Long live PI

Last September, The Lawyer 100 reported that Irwin Mitchell had posted “miraculous” profits of £460,000 per partner. While this may not rank with the greatest of miracles around this time of year, it was certainly noteworthy.

Although it is not solely a personal injury (PI) practice by any means, this work is very much at the forefront of what Irwin Mitchell is involved in. Indeed, it managed to maintain a certain PI profile throughout the dark days of Claims Direct and The Accident Group (TAG). There are distinct signs that other PI practices have come through this time leaner and more focused. They may also be – dare one say it? – a little less precious about marketing and image. A few years ago it would have been nigh on unthinkable for firms such as Leigh Day & Co and Pannone & Partners to join forces with a TV-advertised claims group called InjuryLawyers4U.

It would also have been fairly unusual a few years ago to have, nestling in the tabloid sports pages with the many ads for ‘Slips and Trips R U’ and ‘Shunts U Like’ (both fully registered names), a very slick advertisement for specialist practice Hugh James. Other long-established and respected PI practices, such as Stewarts, which has recently opened a Leeds office, are very positive about both the future of PI and their role within this area.

Conditional fee arrangements (CFAs), for example, are no longer seen as a beast to be tamed, but rather a small, furry creature that will bring you your pipe and slippers in the evening. I even attended a recent Action for Victims of Medical Accidents (AVMA)/ Association of Personal Injury Lawyers (Apil) soiree of claimant clinical negligence practitioners (or PI lawyers with attitude), and they were positively chirpy. Indeed, one practitioner – after 13 glasses of mulled wine – insisted that PI would become the new rock ’n’ roll. It was quite strong mulled wine, though.

It is not just the firms and their attitudes that have changed. Again, just before Christmas, Master of the Rolls Lord Phillips went on record as stating that the UK’s record on treating accident victims was “shameful”. He went on to highlight the importance of rehabilitation to such victims and the fact that many firms, such as Stewarts, take a much more proactive role in doing so. Lord Phillips made only a slight sideswipe at the percentage of monies that finds its way to the lawyers. A few years ago it is more than likely that this aspect would have taken up the whole speech.

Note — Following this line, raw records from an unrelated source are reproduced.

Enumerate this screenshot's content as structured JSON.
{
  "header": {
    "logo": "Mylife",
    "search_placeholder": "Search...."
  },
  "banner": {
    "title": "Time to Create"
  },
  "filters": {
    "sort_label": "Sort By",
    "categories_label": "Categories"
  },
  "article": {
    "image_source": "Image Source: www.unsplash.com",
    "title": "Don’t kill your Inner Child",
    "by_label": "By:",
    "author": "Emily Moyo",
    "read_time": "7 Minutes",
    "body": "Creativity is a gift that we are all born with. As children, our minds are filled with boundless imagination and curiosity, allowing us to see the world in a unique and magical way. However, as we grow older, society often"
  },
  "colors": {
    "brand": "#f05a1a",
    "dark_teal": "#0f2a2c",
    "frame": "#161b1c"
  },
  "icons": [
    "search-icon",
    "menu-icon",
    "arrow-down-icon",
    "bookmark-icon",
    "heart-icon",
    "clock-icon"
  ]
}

In setting up the lawyer panel for InjuryLawyers4U, Andrew Twambley, Amelans managing partner, says: “We just looked at the solicitors we know who we’d be happy to take home to our mother’s house for tea.” PI lawyers, the good guys. PI lawyers, the slick professionals. And now: PI lawyers, making money and friends.

Keith Miles is a specialist in PI and clinical negligence recruitment at recruitment consultancy Graham Gill